“Nicotine Soundbites”

The funding cuts and slowdowns in producing new media materials were only some of the problems faced by the media campaign. The controls placed on the content of the media campaign were even more harmful. In 1994 TCS, working with its new advertising agency, Asher/Gould, produced a thirty-second television advertisement, “Nicotine Soundbites” (figure 22), that used actual footage from the landmark April 14, 1994, congressional hearing conducted by Representative Henry Waxman (D-California) at which the chief executives of the major cigarette companies denied that nicotine was addictive. The advertisement began with an image of the executives standing with their right hands raised swearing to tell the truth. Four of the executives, William Campbell of Philip Morris, James Johnston of RJ Reynolds, Thomas Sandefur of Brown and Williamson, and Donald Johnston of American Tobacco, all deny, each in turn, that nicotine is addictive as their names and companies flash on the screen. The advertisement ends with the question “Do they think we're stupid?” Public health advocates loved the advertisement and the tobacco industry went berserk.

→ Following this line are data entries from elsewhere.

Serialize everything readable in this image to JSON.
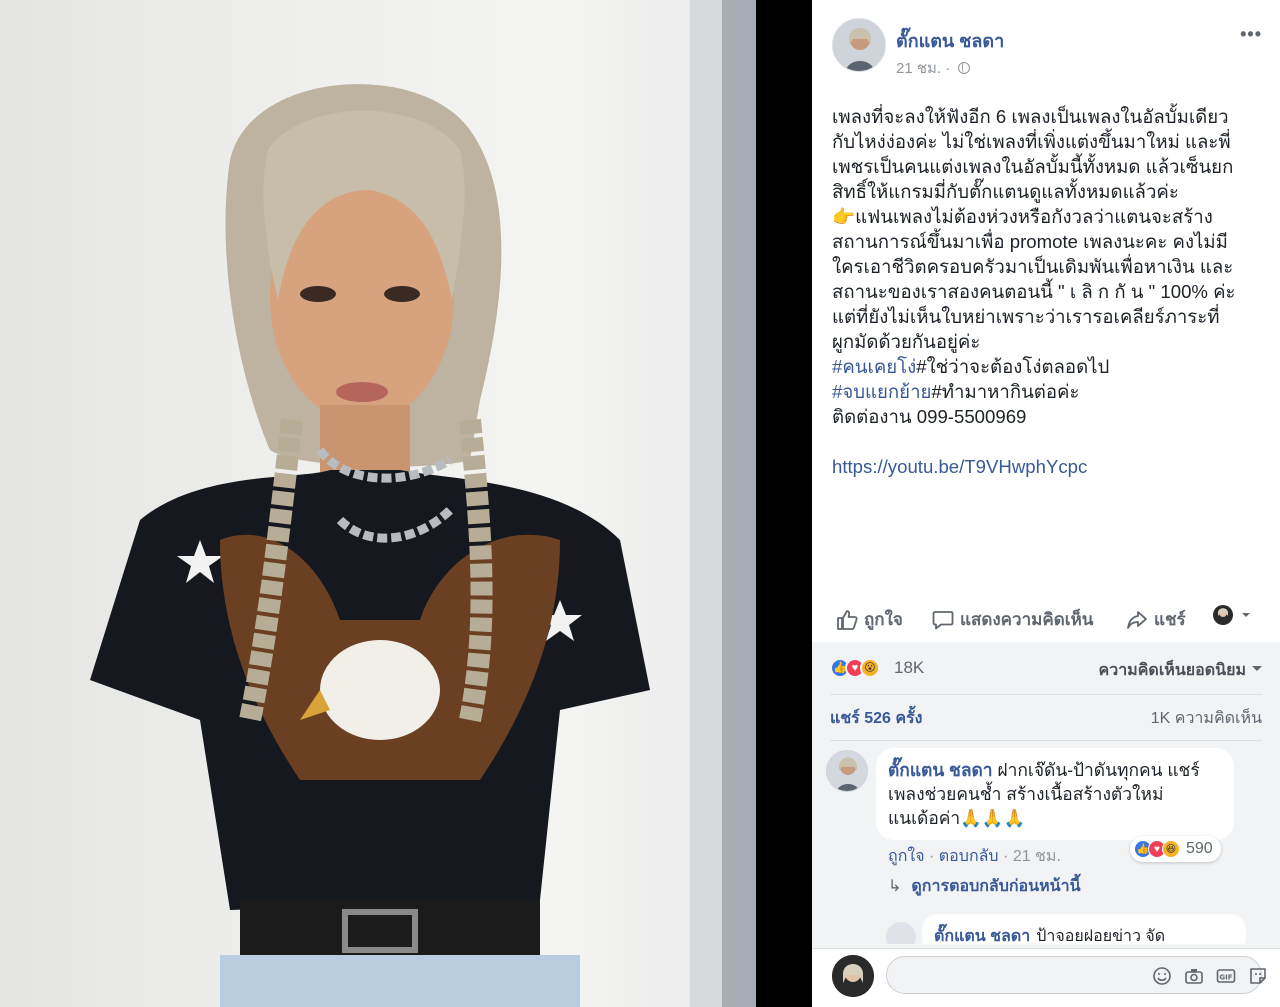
{
  "post": {
    "author": "ตั๊กแตน ชลดา",
    "time": "21 ชม. ·",
    "more_label": "•••",
    "body_lines": [
      "เพลงที่จะลงให้ฟังอีก 6 เพลงเป็นเพลงในอัลบั้มเดียว",
      "กับไหง่ง่องค่ะ ไม่ใช่เพลงที่เพิ่งแต่งขึ้นมาใหม่ และพี่",
      "เพชรเป็นคนแต่งเพลงในอัลบั้มนี้ทั้งหมด แล้วเซ็นยก",
      "สิทธิ์ให้แกรมมี่กับตั๊กแตนดูแลทั้งหมดแล้วค่ะ",
      "👉แฟนเพลงไม่ต้องห่วงหรือกังวลว่าแตนจะสร้าง",
      "สถานการณ์ขึ้นมาเพื่อ promote เพลงนะคะ คงไม่มี",
      "ใครเอาชีวิตครอบครัวมาเป็นเดิมพันเพื่อหาเงิน และ",
      "สถานะของเราสองคนตอนนี้ \" เ ลิ ก กั น \" 100% ค่ะ",
      "แต่ที่ยังไม่เห็นใบหย่าเพราะว่าเรารอเคลียร์ภาระที่",
      "ผูกมัดด้วยกันอยู่ค่ะ"
    ],
    "tag1": "#คนเคยโง่",
    "tag1_rest": "#ใช่ว่าจะต้องโง่ตลอดไป",
    "tag2": "#จบแยกย้าย",
    "tag2_rest": "#ทำมาหากินต่อค่ะ",
    "contact": "ติดต่องาน 099-5500969",
    "link": "https://youtu.be/T9VHwphYcpc"
  },
  "actions": {
    "like": "ถูกใจ",
    "comment": "แสดงความคิดเห็น",
    "share": "แชร์"
  },
  "stats": {
    "reaction_count": "18K",
    "sort_label": "ความคิดเห็นยอดนิยม",
    "shares": "แชร์ 526 ครั้ง",
    "comments": "1K ความคิดเห็น"
  },
  "comment": {
    "author": "ตั๊กแตน ชลดา",
    "text_line1": " ฝากเจ๊ดัน-ป้าดันทุกคน แชร์",
    "text_line2": "เพลงช่วยคนช้ำ สร้างเนื้อสร้างตัวใหม่",
    "text_line3": "แนเด้อค่า🙏🙏🙏",
    "reaction_count": "590",
    "like": "ถูกใจ",
    "reply": "ตอบกลับ",
    "time": "21 ชม."
  },
  "replies": {
    "label": "ดูการตอบกลับก่อนหน้านี้",
    "peek_author": "ตั๊กแตน ชลดา",
    "peek_text": "ป้าจอยฝอยข่าว จัด"
  },
  "composer": {
    "placeholder": ""
  },
  "colors": {
    "link_blue": "#385898",
    "like_blue": "#3578e5",
    "love_red": "#f33e58",
    "wow_yellow": "#f7b125",
    "panel_grey": "#f2f3f5"
  }
}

Figure 22. “Nicotine Soundbites” television advertisement. DHS created the thirty-second ad from footage of the Waxman hearing. The ad showed tobacco industry executives stating, under oath, that they did not believe nicotine was addictive. The Wilson administration prohibited the airing of the ad after the tobacco industry complained. (Courtesy California Department of Health Services)

The advertisement was first aired on September 29, 1994. On October 6, lawyers for RJ Reynolds wrote DHS on behalf of the company's chief executive officer, James W. Johnston, claiming he was defamed and demanding an apology.[10] They also wrote to television station KABC in Hollywood, alleging that the advertisement was false and defamatory and demanding that the broadcasts end immediately.[11] They told Asher/Gould, “Your creation of an intentionally altered videotape is clearly outside the limits of legal or ethical behavior, and my client shall hold your agency, and everyone in this project, personally responsible.”[12] The lawyers demanded that Asher/Gould “set aside and preserve every document…in your possession or custody and control relating to the development, production, and distribution of the offending commercial.”[12] Finally, they demanded that DHS director S. Kimberly Belshé undertake “an immediate withdrawal of a television advertisement sponsored by your Department which contains a false and defamatory attack upon our client.”[13]

By October 17, 1994, KABC and two other television stations had pulled the advertisement off the air. Bruce Silverman, the president of Asher/Gould, had offered to indemnify several stations, including the Los Angeles NBC affiliate, to keep the advertisements on the air. According

to Silverman, “We don't see this as a horrible risk because we don't believe that KNBC or anyone, for that matter, including us, will really be sued by Johnston.”[14] The threat to sue and the knuckling under by three stations to the threat, however, attracted broad media coverage.[15-19] The Minneapolis Star Tribune had this to say in an edit